Berat is a very special city. Its age, culture, and folk traditions make it one of the most interesting towns in the Mediterranean area.
The city’s history began with the creation of a fortified acropolis in the VI Century B.C. However, there are traces of human settlement dating back 4000.
Contrary to the other cities in Albania, Berat was the only one that managed to preserve the qualities of civilization throughout all of its history. The soaring castle of Berat commanded the road to the port of Vlora and the city of Korça and dominated also may lesser passes. The city was militarily strategic and it held the key to the exploitation of the rich natural surroundings. As the major empires took turns in conquering Berat they left their remarkable traces which are still visible today. In ancient times Berat was called Antipatrea, after Antipater, Alexander the Great’s regent of Macedonia and later Pulcheriopolis after the sister of Emperor Theodosius II. The Romans called it “Albanorum Oppidum” (Town of the Albanians). During the second Bulgarian Empire, 960 – 1018, the town was named Belgrade (White Castle). It became the center of the feudal Muzaka family in the Middle Ages.
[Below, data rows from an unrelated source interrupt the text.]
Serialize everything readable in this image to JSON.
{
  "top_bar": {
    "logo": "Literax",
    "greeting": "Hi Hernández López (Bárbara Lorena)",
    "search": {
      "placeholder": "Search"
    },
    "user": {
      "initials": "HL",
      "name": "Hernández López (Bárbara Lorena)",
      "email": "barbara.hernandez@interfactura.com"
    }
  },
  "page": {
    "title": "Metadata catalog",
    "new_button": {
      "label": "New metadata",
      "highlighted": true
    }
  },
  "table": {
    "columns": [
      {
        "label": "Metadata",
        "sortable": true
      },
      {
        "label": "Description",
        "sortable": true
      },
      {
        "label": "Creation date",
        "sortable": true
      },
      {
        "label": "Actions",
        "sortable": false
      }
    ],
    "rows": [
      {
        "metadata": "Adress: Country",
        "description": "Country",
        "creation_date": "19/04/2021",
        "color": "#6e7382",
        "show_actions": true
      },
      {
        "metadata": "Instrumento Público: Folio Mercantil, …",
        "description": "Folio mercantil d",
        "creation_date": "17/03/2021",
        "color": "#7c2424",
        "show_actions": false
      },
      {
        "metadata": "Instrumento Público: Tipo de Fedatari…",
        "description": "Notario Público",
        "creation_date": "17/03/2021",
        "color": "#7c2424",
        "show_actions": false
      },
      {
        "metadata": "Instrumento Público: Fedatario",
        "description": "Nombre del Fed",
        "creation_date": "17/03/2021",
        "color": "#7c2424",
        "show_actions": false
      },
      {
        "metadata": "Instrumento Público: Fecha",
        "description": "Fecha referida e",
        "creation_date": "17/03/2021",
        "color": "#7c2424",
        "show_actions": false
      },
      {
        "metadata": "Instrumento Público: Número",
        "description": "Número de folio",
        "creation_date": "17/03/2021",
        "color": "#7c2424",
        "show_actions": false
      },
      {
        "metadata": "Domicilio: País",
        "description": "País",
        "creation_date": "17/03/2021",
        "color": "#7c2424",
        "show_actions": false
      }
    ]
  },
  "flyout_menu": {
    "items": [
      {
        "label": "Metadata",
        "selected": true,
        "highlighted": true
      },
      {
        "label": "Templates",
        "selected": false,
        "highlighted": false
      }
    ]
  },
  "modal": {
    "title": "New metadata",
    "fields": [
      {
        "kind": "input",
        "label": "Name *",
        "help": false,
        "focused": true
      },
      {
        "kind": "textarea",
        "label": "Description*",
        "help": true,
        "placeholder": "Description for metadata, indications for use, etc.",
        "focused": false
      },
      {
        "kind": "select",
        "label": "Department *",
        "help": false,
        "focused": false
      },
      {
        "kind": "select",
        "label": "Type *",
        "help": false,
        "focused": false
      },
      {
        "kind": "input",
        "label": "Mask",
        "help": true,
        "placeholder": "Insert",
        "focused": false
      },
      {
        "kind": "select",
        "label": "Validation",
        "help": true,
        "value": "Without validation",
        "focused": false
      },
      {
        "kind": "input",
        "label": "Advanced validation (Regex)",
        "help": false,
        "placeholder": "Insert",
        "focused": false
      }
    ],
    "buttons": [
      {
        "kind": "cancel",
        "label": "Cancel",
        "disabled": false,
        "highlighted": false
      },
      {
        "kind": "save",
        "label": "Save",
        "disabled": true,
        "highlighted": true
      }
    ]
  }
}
Ottoman rule began in 1417. At this time Berat developed as an important strategic and commercial centre. During the Ottoman era, Berat had about 5.000 inhabitants and was one of the largest cities and an important centre in Albania. In 1774 the Pashalik of Berat was created under Ahmet Kurt Pasha, which in 1809 became part of the Pashalik of Ioannina, the ottoman province which included today’s southern Albania and northern Greece.
The city of Berat is located on the southeast of Albania. It is located among 7 hills and divided in two parts by the picturesque river Osum. On the east side of the city resides the mighty “Saint Tomor” (Mount Tomor), the so-called Olympus of Albania. On the west the mountainous landscape is completed by Tomor’s brother, Mount Shpiragu with the deep “wound” in its body. Legend has these as the bodies of two feuding brother giants.
Berat is the place of sun and flowers. The area enjoys 300 sunny days per year as a gift from God and 25 square metres of green spaces per person, gardens and parks, are maintained by its citizens, who are well known as lovers of flowers.
Berat has a population of 78.000 inhabitants. The hills and the mountain slopes around Berat are planted with fig trees, olive trees and other fruit trees.
Its religious buildings and important monuments are well known for their architectural excellence. The monuments that are the most complete are from the XIII century or later. The castle and its fortification walls are interwoven like a mosaic of different ages. The various quarters “Kala”, “Mangalem” and “Gorica” nestle on the skirts of the hills and valley sides of the town.